▸ PROMPT:
Below are records; output all of them exactly.

▸ INPUT MATERIAL:
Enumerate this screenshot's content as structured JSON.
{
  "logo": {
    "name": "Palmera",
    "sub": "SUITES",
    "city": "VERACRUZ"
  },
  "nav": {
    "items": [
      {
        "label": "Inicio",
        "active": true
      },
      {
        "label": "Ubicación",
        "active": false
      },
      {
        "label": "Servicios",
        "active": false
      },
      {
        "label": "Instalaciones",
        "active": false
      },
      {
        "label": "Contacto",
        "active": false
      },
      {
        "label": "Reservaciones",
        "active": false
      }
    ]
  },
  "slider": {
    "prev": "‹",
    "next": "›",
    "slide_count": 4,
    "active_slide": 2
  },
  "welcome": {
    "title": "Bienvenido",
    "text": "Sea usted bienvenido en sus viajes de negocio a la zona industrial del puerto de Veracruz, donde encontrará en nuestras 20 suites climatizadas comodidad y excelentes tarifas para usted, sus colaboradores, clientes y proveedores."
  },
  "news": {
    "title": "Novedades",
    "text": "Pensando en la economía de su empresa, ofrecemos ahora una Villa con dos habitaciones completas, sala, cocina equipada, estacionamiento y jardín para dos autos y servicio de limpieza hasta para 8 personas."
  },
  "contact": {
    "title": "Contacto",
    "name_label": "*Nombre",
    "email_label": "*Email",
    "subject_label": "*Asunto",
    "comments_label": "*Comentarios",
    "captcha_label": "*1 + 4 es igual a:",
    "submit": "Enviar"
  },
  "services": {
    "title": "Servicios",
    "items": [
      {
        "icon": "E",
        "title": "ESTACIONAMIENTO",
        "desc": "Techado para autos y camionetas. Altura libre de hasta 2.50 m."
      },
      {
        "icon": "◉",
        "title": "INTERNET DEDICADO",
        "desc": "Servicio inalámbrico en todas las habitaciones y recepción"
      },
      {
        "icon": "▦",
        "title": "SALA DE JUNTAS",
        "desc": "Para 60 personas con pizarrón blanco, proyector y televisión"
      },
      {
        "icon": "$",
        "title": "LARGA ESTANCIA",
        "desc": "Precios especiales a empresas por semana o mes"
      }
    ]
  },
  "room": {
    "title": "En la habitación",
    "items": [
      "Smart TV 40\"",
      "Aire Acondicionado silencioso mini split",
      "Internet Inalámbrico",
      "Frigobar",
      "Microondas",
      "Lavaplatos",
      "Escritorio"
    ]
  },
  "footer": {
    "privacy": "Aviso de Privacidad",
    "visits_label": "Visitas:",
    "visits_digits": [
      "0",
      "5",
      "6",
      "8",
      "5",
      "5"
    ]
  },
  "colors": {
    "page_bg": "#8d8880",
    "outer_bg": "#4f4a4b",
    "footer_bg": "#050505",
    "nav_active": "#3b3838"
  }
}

▸ RESULT OF THE TASK:
Enumerate this screenshot's content as structured JSON.
{
  "logo": {
    "name": "Palmera",
    "sub": "SUITES",
    "city": "VERACRUZ"
  },
  "nav": {
    "items": [
      {
        "label": "Inicio",
        "active": true
      },
      {
        "label": "Ubicación",
        "active": false
      },
      {
        "label": "Servicios",
        "active": false
      },
      {
        "label": "Instalaciones",
        "active": false
      },
      {
        "label": "Contacto",
        "active": false
      },
      {
        "label": "Reservaciones",
        "active": false
      }
    ]
  },
  "slider": {
    "prev": "‹",
    "next": "›",
    "slide_count": 4,
    "active_slide": 2
  },
  "welcome": {
    "title": "Bienvenido",
    "text": "Sea usted bienvenido en sus viajes de negocio a la zona industrial del puerto de Veracruz, donde encontrará en nuestras 20 suites climatizadas comodidad y excelentes tarifas para usted, sus colaboradores, clientes y proveedores."
  },
  "news": {
    "title": "Novedades",
    "text": "Pensando en la economía de su empresa, ofrecemos ahora una Villa con dos habitaciones completas, sala, cocina equipada, estacionamiento y jardín para dos autos y servicio de limpieza hasta para 8 personas."
  },
  "contact": {
    "title": "Contacto",
    "name_label": "*Nombre",
    "email_label": "*Email",
    "subject_label": "*Asunto",
    "comments_label": "*Comentarios",
    "captcha_label": "*1 + 4 es igual a:",
    "submit": "Enviar"
  },
  "services": {
    "title": "Servicios",
    "items": [
      {
        "icon": "E",
        "title": "ESTACIONAMIENTO",
        "desc": "Techado para autos y camionetas. Altura libre de hasta 2.50 m."
      },
      {
        "icon": "◉",
        "title": "INTERNET DEDICADO",
        "desc": "Servicio inalámbrico en todas las habitaciones y recepción"
      },
      {
        "icon": "▦",
        "title": "SALA DE JUNTAS",
        "desc": "Para 60 personas con pizarrón blanco, proyector y televisión"
      },
      {
        "icon": "$",
        "title": "LARGA ESTANCIA",
        "desc": "Precios especiales a empresas por semana o mes"
      }
    ]
  },
  "room": {
    "title": "En la habitación",
    "items": [
      "Smart TV 40\"",
      "Aire Acondicionado silencioso mini split",
      "Internet Inalámbrico",
      "Frigobar",
      "Microondas",
      "Lavaplatos",
      "Escritorio"
    ]
  },
  "footer": {
    "privacy": "Aviso de Privacidad",
    "visits_label": "Visitas:",
    "visits_digits": [
      "0",
      "5",
      "6",
      "8",
      "5",
      "5"
    ]
  },
  "colors": {
    "page_bg": "#8d8880",
    "outer_bg": "#4f4a4b",
    "footer_bg": "#050505",
    "nav_active": "#3b3838"
  }
}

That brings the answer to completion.